What’s notable is that gameplay and the objectives in the Aftermath are often very different from the gameplay and experience during the Turn, as the raison d’etre of the game has changed, either because you already know the end to the story, or because you are playing more for diversity than for novelty. Linking back to Nolan’s Prestige, the Aftermath was what happened after we found out the identity of the man who had adopted the magician’s daughter. The Aftermath itself is an entity unique to games, where all other forms of media would effectively shut down, games continue in their aftermath mode. Nier:Automata plays with the Aftermath concept by having the game mode change after each complete playthrough (for the first 3-4 playthroughs) till the final 'true/ultimate ending' at which point you'll have seen the credits maybe four times. The aftermath often lacks the tension and buildup of the Turn, but in other regards is like a perpetual Turn environment, with there being no new climax/crescendo. At this point, it's often better to start a new game to get back into the structured part of the experience. Aftermaths are often grindy, requiring increasing levels of inputs to progress (e.g. Metal Gear Solid V's last few weapon upgrades which offer a measly 5-10% improvement in your gear's performance cost more than the cost of every gear upgrade till that point). The grind is taken as a proxy for a rise in tension, leading to a climax of buying the upgrade. In my opinion, this is fairly unsatisfying as an experience, but to each their own.

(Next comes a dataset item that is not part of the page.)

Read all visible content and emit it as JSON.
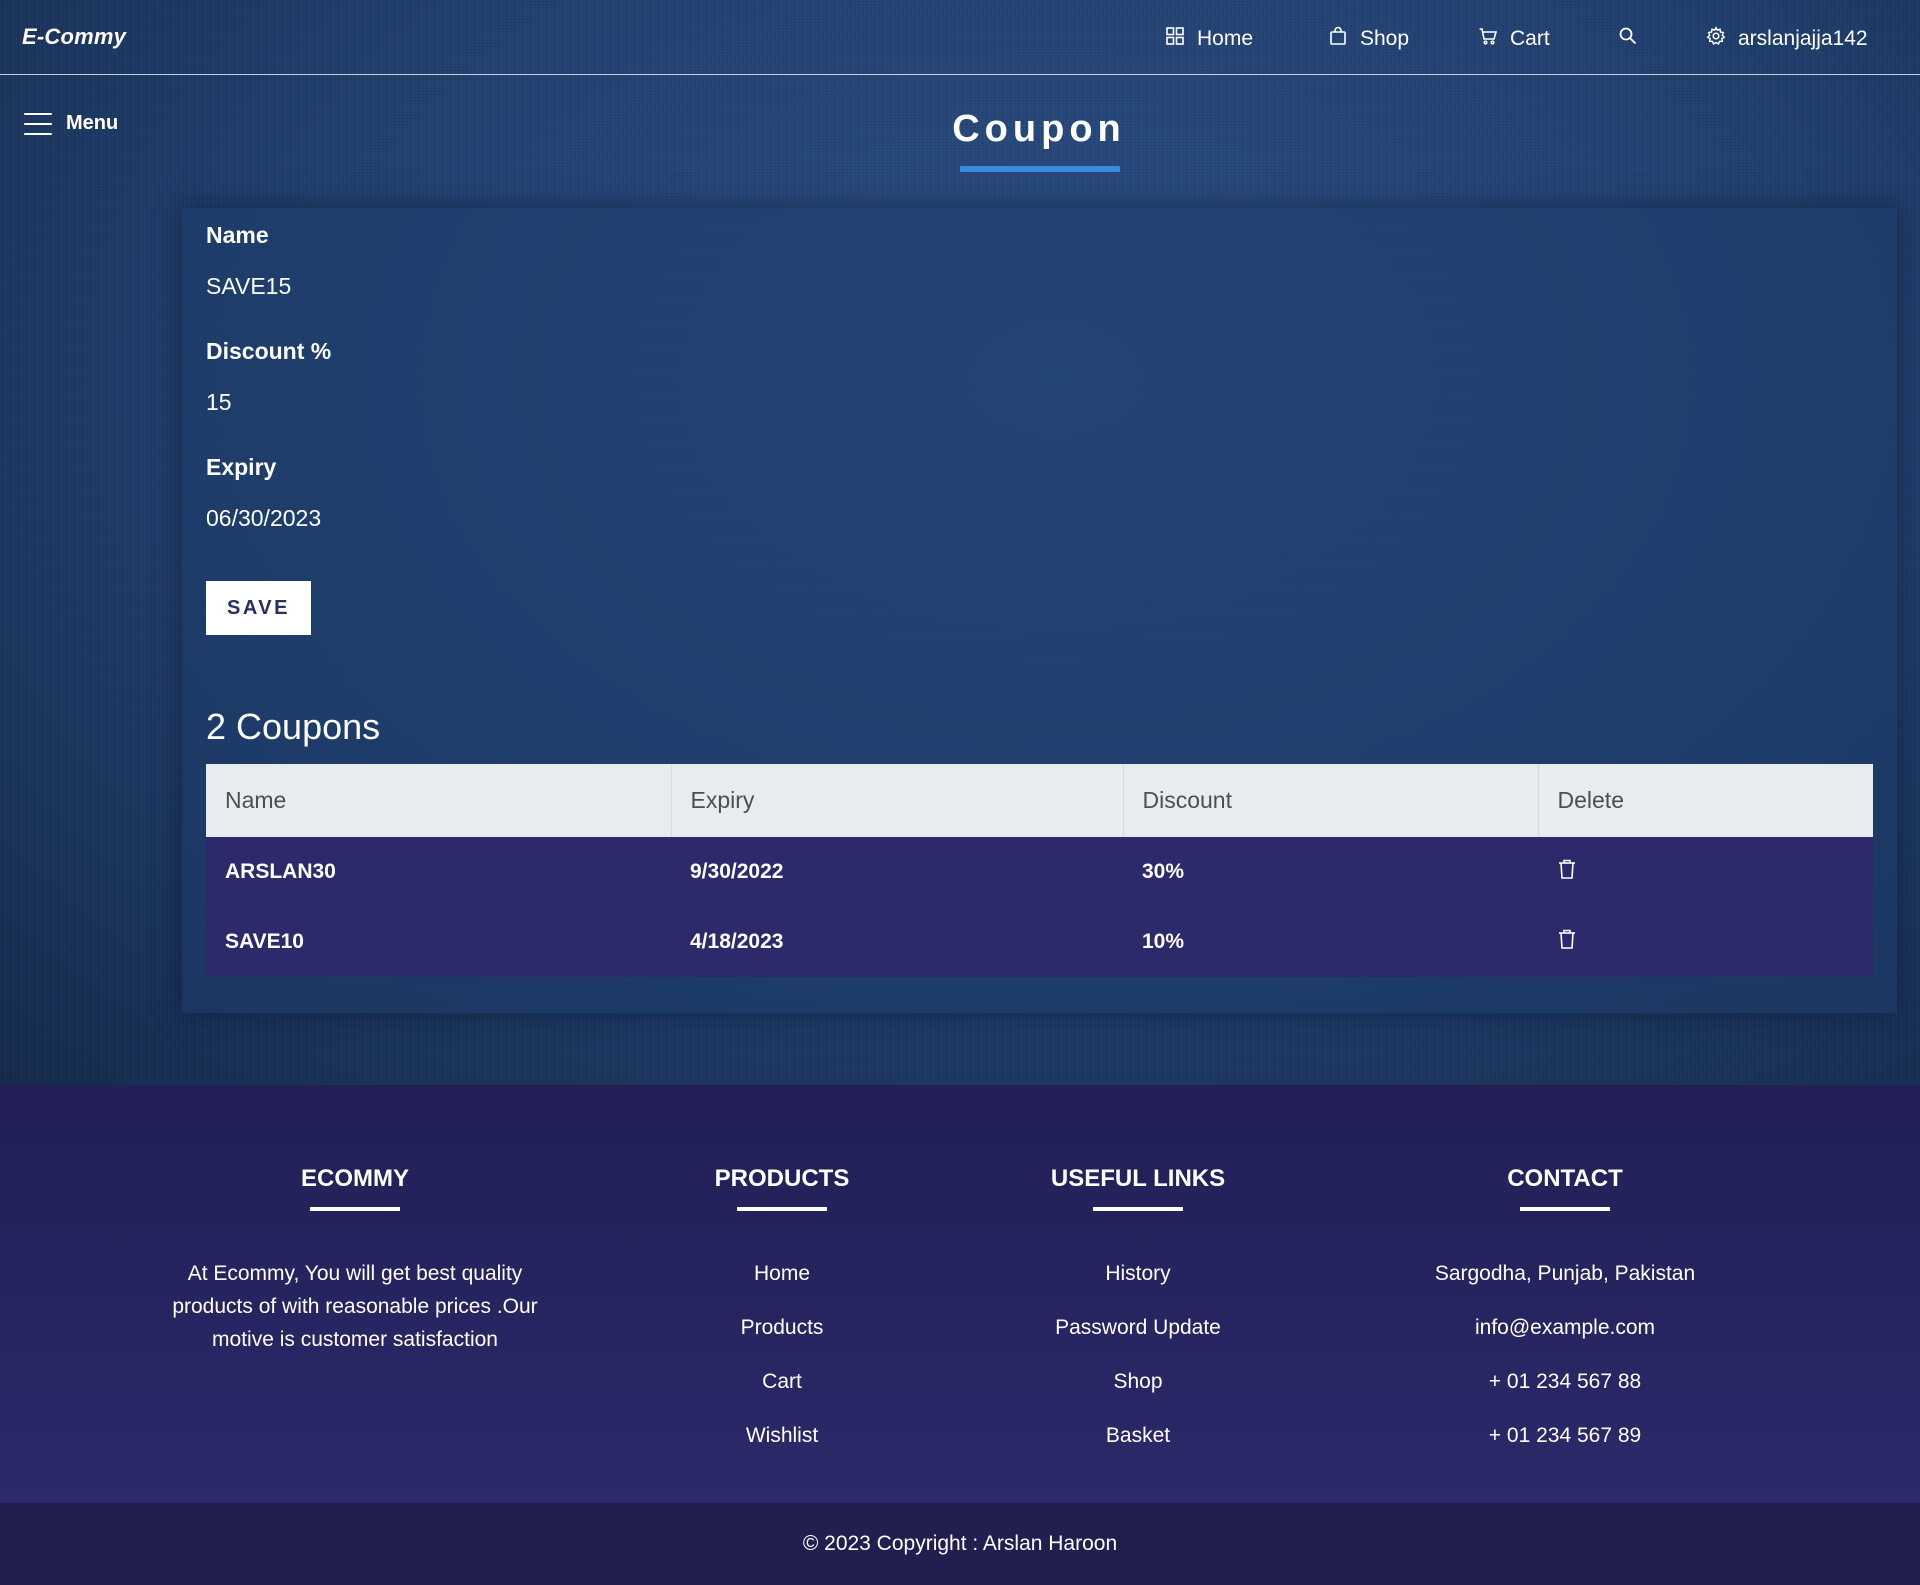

To summarize, building stories with tension and experience as the building blocks can lead to interesting outcomes.
I know you wanted me to give some sort of feedback, but I'm not sure what exactly I'm supposed to be giving you feedback on.
Sounds like you've got a system that works for you and I already explained in another post how I go about my story structure so I don't think there's much more to add.
I felt a little like Captain Picard when the Enterprise encountered the Tamarians in the "Darmok" episode.
IAP and Stryker at Cystia, when the thread fell.
I suppose this kind of relates to story structure, so, @EndMaster how many words do you average on each page? Or if you don't know, how many words would you guess?
I really wouldn't know where to guess. I never really keep track of how many words I'm writing, so much as I'm keeping track of how many story passages I'm writing and how many pages it is taking.
When I first started doing it, it probably was about two full Microsoft Word pages.
Then my estimate for a single passage for awhile was about four full pages on Word.
Nowadays it's more like six full pages on Word per passage and I'm trying hard to not let it creep to eight.